Saturday was the final day of German saturday school for me and the twins. All the girls and I did the fall semester of the program, which ended in January, but Erin couldn't enroll in the spring semester because school conflicted with her weekly softball games. Erin has continued learning German with a tutor at home while the rest of us continued in the school. On our final day, each of the classes performed a song or read poetry and a couple of the teenage classes performed original skits. Everything was in German, of course.

My classmates and I in the adult class couldn't escape performing either, so we sang/acted out a childrens' song and one of my classmates brought her guitar and played along. Very unfortunately, since I was singing I couldn't take any pictures or video of our performance and thus I have no footage to share here, and I'm ever so upset about that.

Luckily, we adults performed first and with that indignity out of the way all the parents and grandparents who gathered to see their kids could enjoy the rest of the show. Here is some of the twins' class together with the first grade class, which Erin was a part of in the fall. Unless you are a German-speaking grandparent, this video probably won't be too interesting for you.

In the afternoon I knew there would be a puppet show in German at a German school in the city and anyone was welcome to attend. I hadn't visited this other school before and I was wondering if we would be making this long trek only to be in an audience of 5 people in some dirty basement in order to watch a show that would only last 15 minutes. But, I decided to take a chance and after lunch the girls and I headed out.

The puppeteer didn't have the most elaborate stage in the world, but he had many, many puppets. He changed scenery several times and he had tons of props and sound effects going on from behind the set. He was a really entertaining guy even before he went behind the backdrop, and his show, Rumpelstiltskin, was really well done, and funny.

There were probably 40 kids there, plus parents. Before the show and afterwards he talked with the kids, and afterwards he invited the kids to see behind his stage and touch many of the puppets and props. The show lasted about an hour.

We all enjoyed it, it was well worth the trip.

I noticed when we entered the school building that it was literally steps away from the entrance to Chinatown, so after the show the girls and I took a walk around. The girls liked all the animal statues sitting outside various stores. See if you can pick out the three monkeys in the second photo:

I know, trick question! The photo has 6 monkeys.

We walked around for a while and I bought the girls a couple of truly junky (even by Made in China standards) trinket/toys, and we headed back to the car. On the way there, after leaving Chinatown, Erin announced, "I hear Scottish music! There it is, let's go in!" as we neared a Scottish imports store with an open door and bagpipe music playing from within.

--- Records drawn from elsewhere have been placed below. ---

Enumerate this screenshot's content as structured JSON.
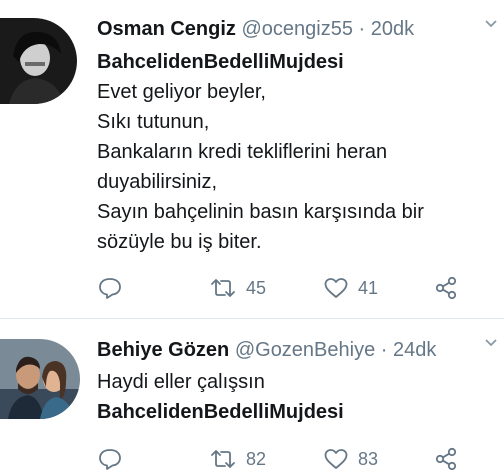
{
  "tweets": [
    {
      "name": "Osman Cengiz",
      "handle": "@ocengiz55",
      "separator": "·",
      "time": "20dk",
      "hashtag": "BahcelidenBedelliMujdesi",
      "lines": [
        "Evet geliyor beyler,",
        "Sıkı tutunun,",
        "Bankaların kredi tekliflerini heran",
        "duyabilirsiniz,",
        "Sayın bahçelinin basın karşısında bir",
        "sözüyle bu iş biter."
      ],
      "retweets": "45",
      "likes": "41"
    },
    {
      "name": "Behiye Gözen",
      "handle": "@GozenBehiye",
      "separator": "·",
      "time": "24dk",
      "lines": [
        "Haydi eller çalışsın"
      ],
      "hashtag": "BahcelidenBedelliMujdesi",
      "retweets": "82",
      "likes": "83"
    }
  ],
  "icons": {
    "reply": "reply-icon",
    "retweet": "retweet-icon",
    "like": "heart-icon",
    "share": "share-icon",
    "menu": "chevron-down-icon"
  },
  "colors": {
    "text": "#14171a",
    "muted": "#657786",
    "divider": "#e1e8ed"
  }
}
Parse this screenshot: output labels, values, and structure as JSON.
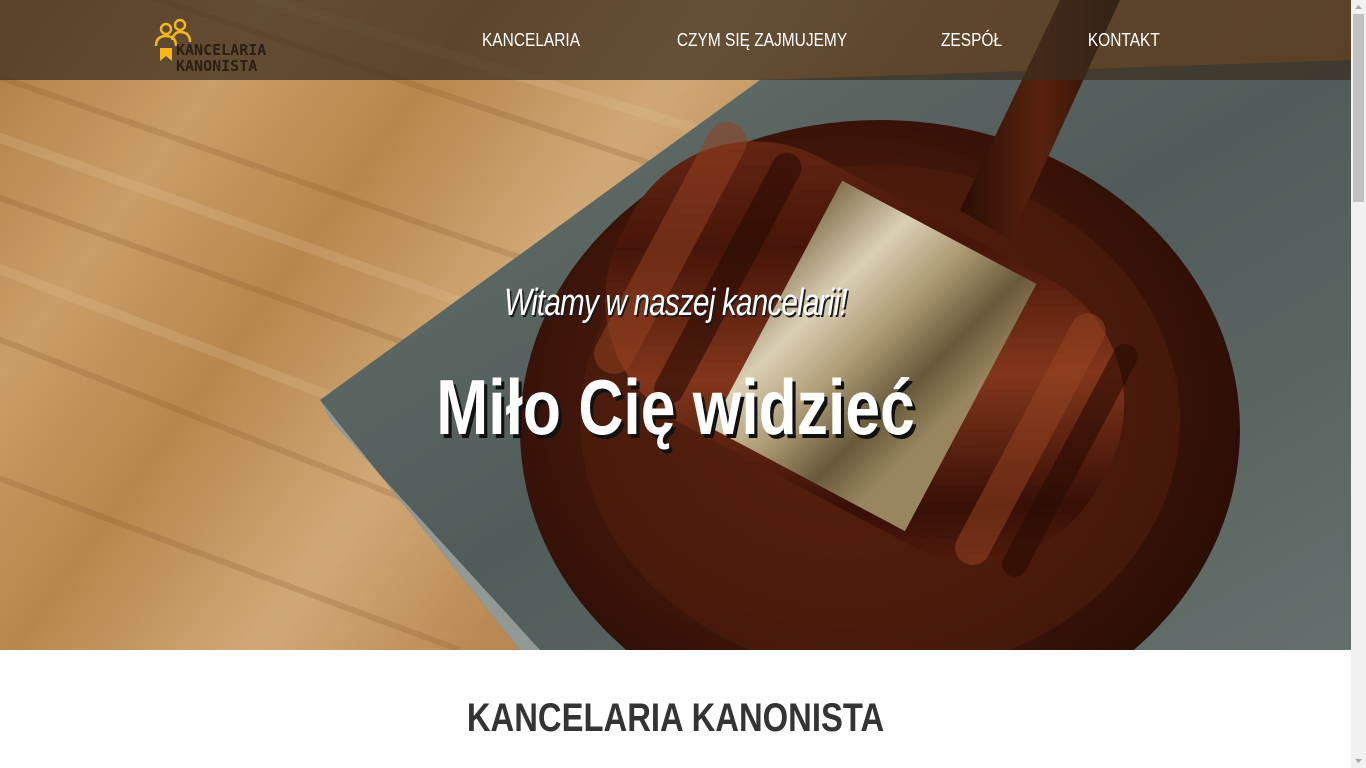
{
  "logo": {
    "line1": "KANCELARIA",
    "line2": "KANONISTA",
    "icon": "people-award-icon",
    "accent_color": "#f5b81c"
  },
  "nav": {
    "items": [
      {
        "label": "KANCELARIA"
      },
      {
        "label": "CZYM SIĘ ZAJMUJEMY"
      },
      {
        "label": "ZESPÓŁ"
      },
      {
        "label": "KONTAKT"
      }
    ]
  },
  "hero": {
    "subtitle": "Witamy w naszej kancelarii!",
    "title": "Miło Cię widzieć",
    "image": "gavel-on-book-photo"
  },
  "section": {
    "title": "KANCELARIA KANONISTA"
  },
  "colors": {
    "navbar_bg": "#3a2c1e",
    "heading": "#343434",
    "wood": "#c99656",
    "book": "#5b6966"
  }
}
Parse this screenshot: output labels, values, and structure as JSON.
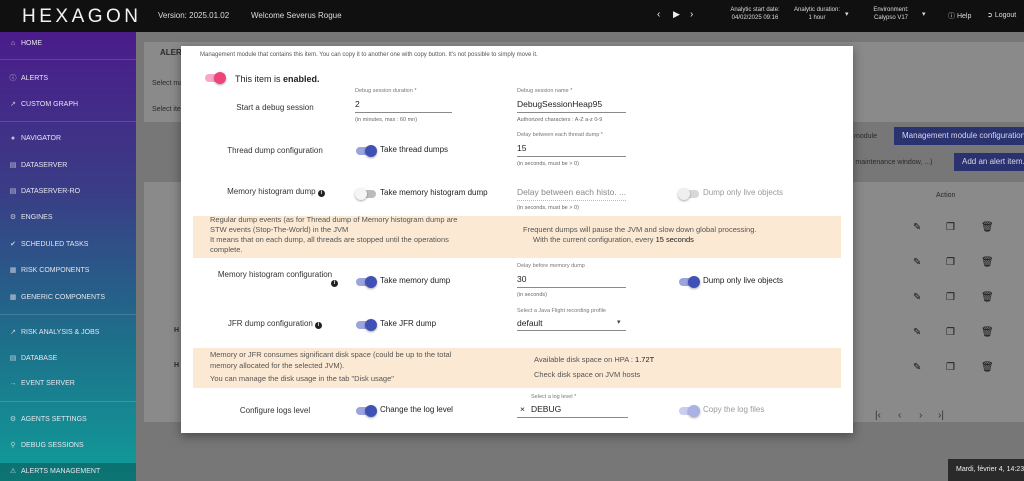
{
  "topbar": {
    "logo": "HEXAGON",
    "version": "Version: 2025.01.02",
    "welcome": "Welcome Severus Rogue",
    "analytic_start_label": "Analytic start date:",
    "analytic_start_value": "04/02/2025 09:16",
    "analytic_duration_label": "Analytic duration:",
    "analytic_duration_value": "1 hour",
    "environment_label": "Environment:",
    "environment_value": "Calypso V17",
    "help": "Help",
    "logout": "Logout"
  },
  "sidebar": {
    "items": [
      {
        "label": "HOME",
        "icon": "home-icon"
      },
      {
        "label": "ALERTS",
        "icon": "alert-circle-icon"
      },
      {
        "label": "CUSTOM GRAPH",
        "icon": "trending-icon"
      },
      {
        "label": "NAVIGATOR",
        "icon": "location-pin-icon"
      },
      {
        "label": "DATASERVER",
        "icon": "server-icon"
      },
      {
        "label": "DATASERVER-RO",
        "icon": "server-icon"
      },
      {
        "label": "ENGINES",
        "icon": "gear-icon"
      },
      {
        "label": "SCHEDULED TASKS",
        "icon": "check-circle-icon"
      },
      {
        "label": "RISK COMPONENTS",
        "icon": "components-icon"
      },
      {
        "label": "GENERIC COMPONENTS",
        "icon": "grid-icon"
      },
      {
        "label": "RISK ANALYSIS & JOBS",
        "icon": "chart-icon"
      },
      {
        "label": "DATABASE",
        "icon": "database-icon"
      },
      {
        "label": "EVENT SERVER",
        "icon": "event-icon"
      },
      {
        "label": "AGENTS SETTINGS",
        "icon": "gear-icon"
      },
      {
        "label": "DEBUG SESSIONS",
        "icon": "search-icon"
      },
      {
        "label": "ALERTS MANAGEMENT",
        "icon": "warning-icon"
      }
    ]
  },
  "background": {
    "title_partial": "ALER",
    "select_partial_1": "Select ma",
    "select_partial_2": "Select ite",
    "module_partial": "module",
    "mgmt_config_button": "Management module configuration.",
    "maintenance_partial": "s, maintenance window, ...)",
    "add_alert_button": "Add an alert item.",
    "col_partial": "s",
    "action_header": "Action",
    "row_partial_1": "H",
    "row_partial_2": "H",
    "toast": "Mardi, février  4, 14:23"
  },
  "modal": {
    "intro": "Management module that contains this item. You can copy it to another one with copy button. It's not possible to simply move it.",
    "enabled_prefix": "This item is ",
    "enabled_word": "enabled.",
    "debug": {
      "label": "Start a debug session",
      "duration_label": "Debug session duration *",
      "duration_value": "2",
      "duration_hint": "(in minutes, max : 60 mn)",
      "name_label": "Debug session name *",
      "name_value": "DebugSessionHeap95",
      "name_hint": "Authorized characters : A-Z a-z 0-9"
    },
    "thread": {
      "label": "Thread dump configuration",
      "switch_label": "Take thread dumps",
      "delay_label": "Delay between each thread dump *",
      "delay_value": "15",
      "delay_hint": "(in seconds, must be > 0)"
    },
    "histo": {
      "label": "Memory histogram dump",
      "switch_label": "Take memory histogram dump",
      "delay_placeholder": "Delay between each histo. ...",
      "delay_hint": "(in seconds, must be > 0)",
      "live_label": "Dump only live objects"
    },
    "warn1": {
      "left_l1": "Regular dump events (as for Thread dump of Memory histogram dump are",
      "left_l2": "STW events (Stop-The-World) in the JVM",
      "left_l3": "It means that on each dump, all threads are stopped until the operations",
      "left_l4": "complete.",
      "right_l1": "Frequent dumps will pause the JVM and slow down global processing.",
      "right_l2_prefix": "With the current configuration, every ",
      "right_l2_value": "15 seconds"
    },
    "memdump": {
      "label": "Memory histogram configuration",
      "switch_label": "Take memory dump",
      "delay_label": "Delay before memory dump",
      "delay_value": "30",
      "delay_hint": "(in seconds)",
      "live_label": "Dump only live objects"
    },
    "jfr": {
      "label": "JFR dump configuration",
      "switch_label": "Take JFR dump",
      "profile_label": "Select a Java Flight recording profile",
      "profile_value": "default"
    },
    "warn2": {
      "left_l1": "Memory or JFR consumes significant disk space (could be up to the total",
      "left_l2": "memory allocated for the selected JVM).",
      "left_l3": "You can manage the disk usage in the tab \"Disk usage\"",
      "right_l1_prefix": "Available disk space on HPA : ",
      "right_l1_value": "1.72T",
      "right_l2": "Check disk space on JVM hosts"
    },
    "logs": {
      "label": "Configure logs level",
      "switch_label": "Change the log level",
      "level_label": "Select a log level *",
      "level_value": "DEBUG",
      "copy_label": "Copy the log files"
    }
  }
}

We wandered in there and were greeted by a salesman in a kilt. We looked at samples of John's family plaid and I distracted the girls away from the whiskey bottles by inviting them to play with some Lock Ness Monster toys. Then Kate found a shirt she liked and suddenly all the girls wanted one.

We got back home just at dinner time, and with that our German-Chinese-Scottish day was complete.